(WORKING DATA Opens)
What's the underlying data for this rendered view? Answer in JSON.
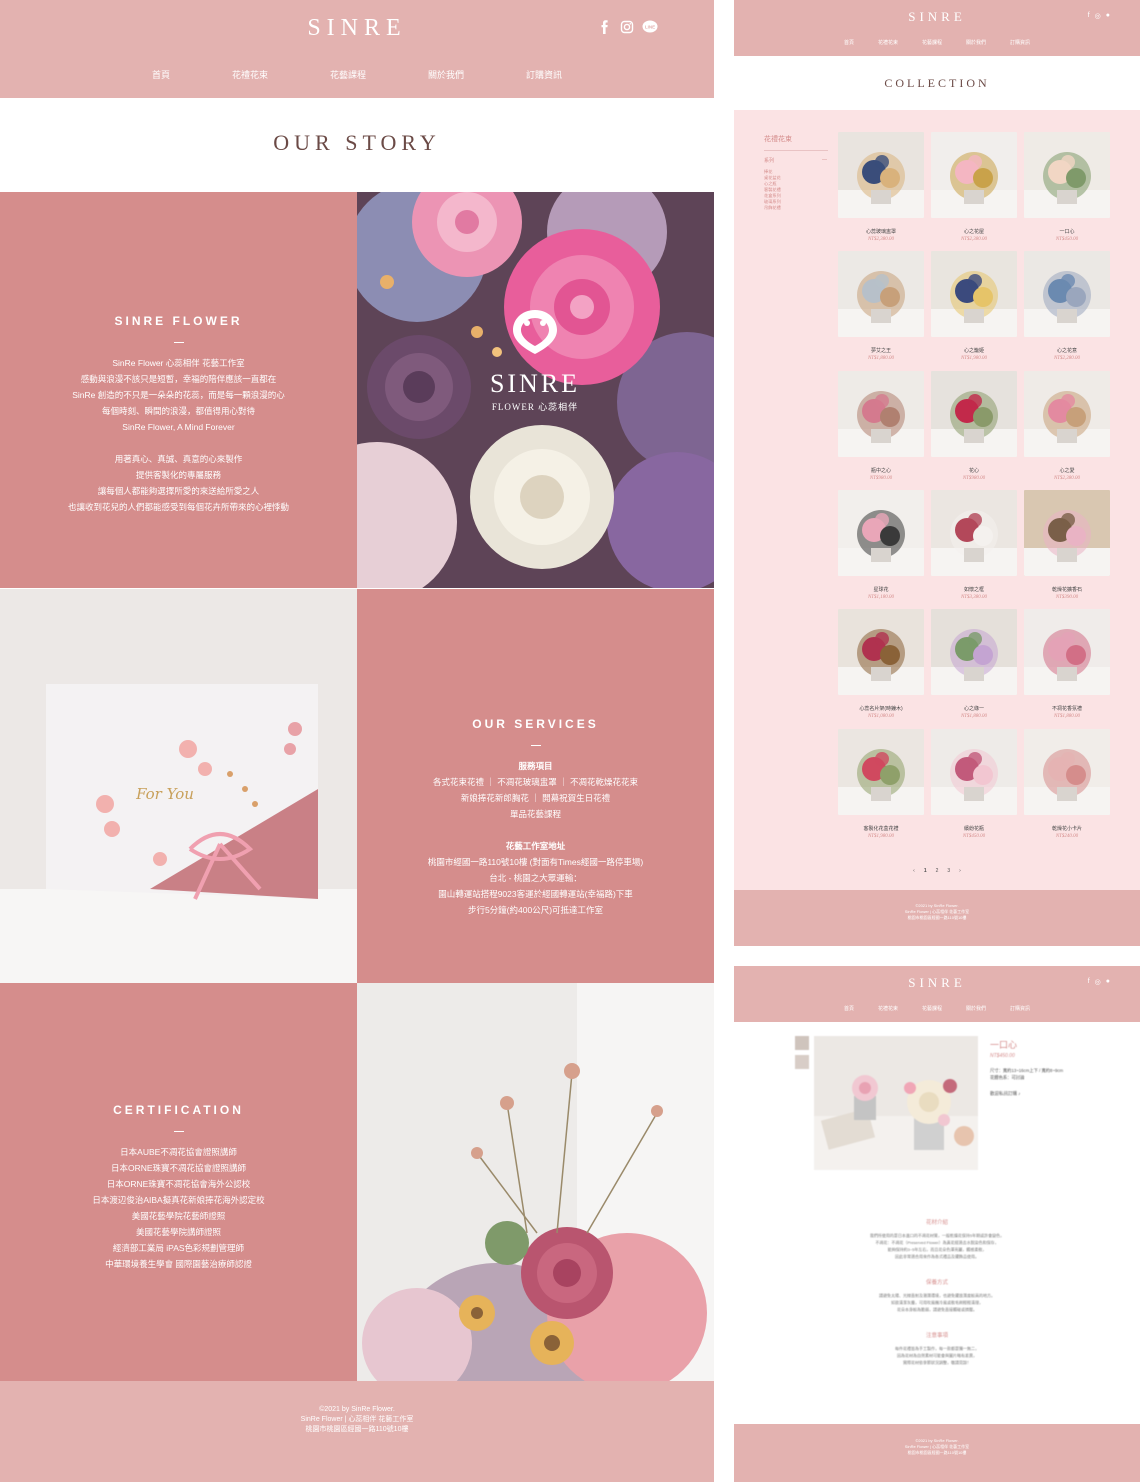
{
  "story_page": {
    "logo": "SINRE",
    "social": [
      "facebook-icon",
      "instagram-icon",
      "line-icon"
    ],
    "nav": [
      "首頁",
      "花禮花束",
      "花藝課程",
      "關於我們",
      "訂購資訊"
    ],
    "title": "OUR STORY",
    "flower_section": {
      "heading": "SINRE FLOWER",
      "lines": [
        "SinRe Flower 心蕊相伴 花藝工作室",
        "感動與浪漫不該只是短暫，幸福的陪伴應該一直都在",
        "SinRe 創造的不只是一朵朵的花蕊，而是每一顆浪漫的心",
        "每個時刻、瞬間的浪漫，都值得用心對待",
        "SinRe Flower, A Mind Forever",
        "",
        "用著真心、真誠、真意的心來製作",
        "提供客製化的專屬服務",
        "讓每個人都能夠選擇所愛的來送給所愛之人",
        "也讓收到花兒的人們都能感受到每個花卉所帶來的心裡悸動"
      ]
    },
    "photo_logo": {
      "brand": "SINRE",
      "sub": "FLOWER 心蕊相伴"
    },
    "card_text": "For You",
    "services_section": {
      "heading": "OUR SERVICES",
      "lines": [
        "服務項目",
        "各式花束花禮 ｜ 不凋花玻璃盅罩 ｜ 不凋花乾燥花花束",
        "新娘捧花新郎胸花 ｜ 開幕祝賀生日花禮",
        "單品花藝課程",
        "",
        "花藝工作室地址",
        "桃園市經國一路110號10樓 (對面有Times經國一路停車場)",
        "台北 - 桃園之大眾運輸：",
        "園山轉運站搭程9023客運於經國轉運站(幸福路)下車",
        "步行5分鐘(約400公尺)可抵達工作室"
      ]
    },
    "cert_section": {
      "heading": "CERTIFICATION",
      "lines": [
        "日本AUBE不凋花協會證照講師",
        "日本ORNE珠寶不凋花協會證照講師",
        "日本ORNE珠寶不凋花協會海外公認校",
        "日本渡辺俊治AIBA擬真花新娘捧花海外認定校",
        "美國花藝學院花藝師證照",
        "美國花藝學院講師證照",
        "經濟部工業局 iPAS色彩規劃管理師",
        "中華環境養生學會 國際園藝治療師認證"
      ]
    },
    "footer": [
      "©2021 by SinRe Flower.",
      "SinRe Flower | 心蕊相伴 花藝工作室",
      "桃園市桃園區經國一路110號10樓"
    ]
  },
  "collection_page": {
    "logo": "SINRE",
    "nav": [
      "首頁",
      "花禮花束",
      "花藝課程",
      "關於我們",
      "訂購資訊"
    ],
    "title": "COLLECTION",
    "sidebar": {
      "category": "花禮花束",
      "group": "系列",
      "toggle": "—",
      "items": [
        "捧花",
        "桌花盆花",
        "心之瓶",
        "客製花禮",
        "花盒系列",
        "玻璃系列",
        "吊飾花禮"
      ]
    },
    "products": [
      {
        "name": "心蕊玻璃盅罩",
        "price": "NT$2,380.00",
        "palette": [
          "#e9e4df",
          "#3a4d7a",
          "#d9b27c"
        ]
      },
      {
        "name": "心之花屋",
        "price": "NT$2,380.00",
        "palette": [
          "#f1eeec",
          "#f4b6c2",
          "#c9a24a"
        ]
      },
      {
        "name": "一口心",
        "price": "NT$450.00",
        "palette": [
          "#efebe6",
          "#f1d6c4",
          "#7f9a6a"
        ]
      },
      {
        "name": "夢艾之王",
        "price": "NT$1,880.00",
        "palette": [
          "#ece9e5",
          "#b7c0c9",
          "#c7a07a"
        ]
      },
      {
        "name": "心之籠姫",
        "price": "NT$1,980.00",
        "palette": [
          "#e9e5df",
          "#3b4a7d",
          "#e6c469"
        ]
      },
      {
        "name": "心之花意",
        "price": "NT$2,280.00",
        "palette": [
          "#ebe8e4",
          "#6b8ab0",
          "#9aa6bd"
        ]
      },
      {
        "name": "瓶中之心",
        "price": "NT$980.00",
        "palette": [
          "#eeebe7",
          "#d47a8e",
          "#b08070"
        ]
      },
      {
        "name": "花心",
        "price": "NT$980.00",
        "palette": [
          "#e6e2dd",
          "#c2294a",
          "#8a9a6a"
        ]
      },
      {
        "name": "心之愛",
        "price": "NT$2,380.00",
        "palette": [
          "#efebe7",
          "#e38aa0",
          "#c7a07a"
        ]
      },
      {
        "name": "星球花",
        "price": "NT$1,180.00",
        "palette": [
          "#f2efec",
          "#e9a6b8",
          "#3a3a3a"
        ]
      },
      {
        "name": "如懷之框",
        "price": "NT$3,380.00",
        "palette": [
          "#ebe6e1",
          "#b3485a",
          "#f4f1ee"
        ]
      },
      {
        "name": "乾燥花擴香石",
        "price": "NT$390.00",
        "palette": [
          "#d9c7b1",
          "#7a5f49",
          "#e9b3c4"
        ]
      },
      {
        "name": "心蕊名片架(時鐘木)",
        "price": "NT$1,080.00",
        "palette": [
          "#e9e3dc",
          "#b0324f",
          "#8a6238"
        ]
      },
      {
        "name": "心之綠一",
        "price": "NT$1,880.00",
        "palette": [
          "#e5e0da",
          "#7b9b6a",
          "#c4a4d2"
        ]
      },
      {
        "name": "不凋花香氛禮",
        "price": "NT$1,880.00",
        "palette": [
          "#f0ecea",
          "#e4a2b6",
          "#d26f86"
        ]
      },
      {
        "name": "客製化花盒花禮",
        "price": "NT$1,980.00",
        "palette": [
          "#ebe6e1",
          "#d0495f",
          "#8fa06a"
        ]
      },
      {
        "name": "繽紛花瓶",
        "price": "NT$450.00",
        "palette": [
          "#eeebe8",
          "#c25a7b",
          "#f2c6d1"
        ]
      },
      {
        "name": "乾燥花小卡片",
        "price": "NT$240.00",
        "palette": [
          "#f1ede9",
          "#e5b3b3",
          "#d58d8c"
        ]
      }
    ],
    "pagination": [
      "‹",
      "1",
      "2",
      "3",
      "›"
    ],
    "footer": [
      "©2021 by SinRe Flower.",
      "SinRe Flower | 心蕊相伴 花藝工作室",
      "桃園市桃園區經國一路110號10樓"
    ]
  },
  "detail_page": {
    "logo": "SINRE",
    "nav": [
      "首頁",
      "花禮花束",
      "花藝課程",
      "關於我們",
      "訂購資訊"
    ],
    "product_name": "一口心",
    "price": "NT$450.00",
    "specs": [
      "尺寸：寬約13~16cm上下 / 寬約8~9cm",
      "花體色系：可討論"
    ],
    "order_note": "歡迎私訊訂購 ♪",
    "sections": [
      {
        "title": "花材介紹",
        "lines": [
          "我們所使用的是日本進口的不凋花材質，一般乾燥花保持5年期或許會變色，",
          "不凋花：不凋花（Preserved Flower）為真花經過去水脫染色和保存，",
          "能夠保持約3~5年左右，而且花朵色澤亮麗，觸感柔軟，",
          "因此非常適合用來作為各式禮品及擺飾品使用。"
        ]
      },
      {
        "title": "保養方式",
        "lines": [
          "請避免太陽、光線直射及潮濕環境，也避免擺放濕度較高的地方。",
          "如欲清潔灰塵，可用吹風機冷風或軟毛刷輕輕清理，",
          "花朵本身較為脆弱，請避免直接觸碰或擠壓。"
        ]
      },
      {
        "title": "注意事項",
        "lines": [
          "每件花禮皆為手工製作，每一款都是獨一無二，",
          "因為花材為自然素材可能會與圖片略有差異，",
          "實際花材依季節狀況調整，敬請見諒！"
        ]
      }
    ],
    "footer": [
      "©2021 by SinRe Flower.",
      "SinRe Flower | 心蕊相伴 花藝工作室",
      "桃園市桃園區經國一路110號10樓"
    ]
  }
}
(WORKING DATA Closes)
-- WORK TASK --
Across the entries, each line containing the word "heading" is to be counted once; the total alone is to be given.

-- THE COMPLETED TASK --
3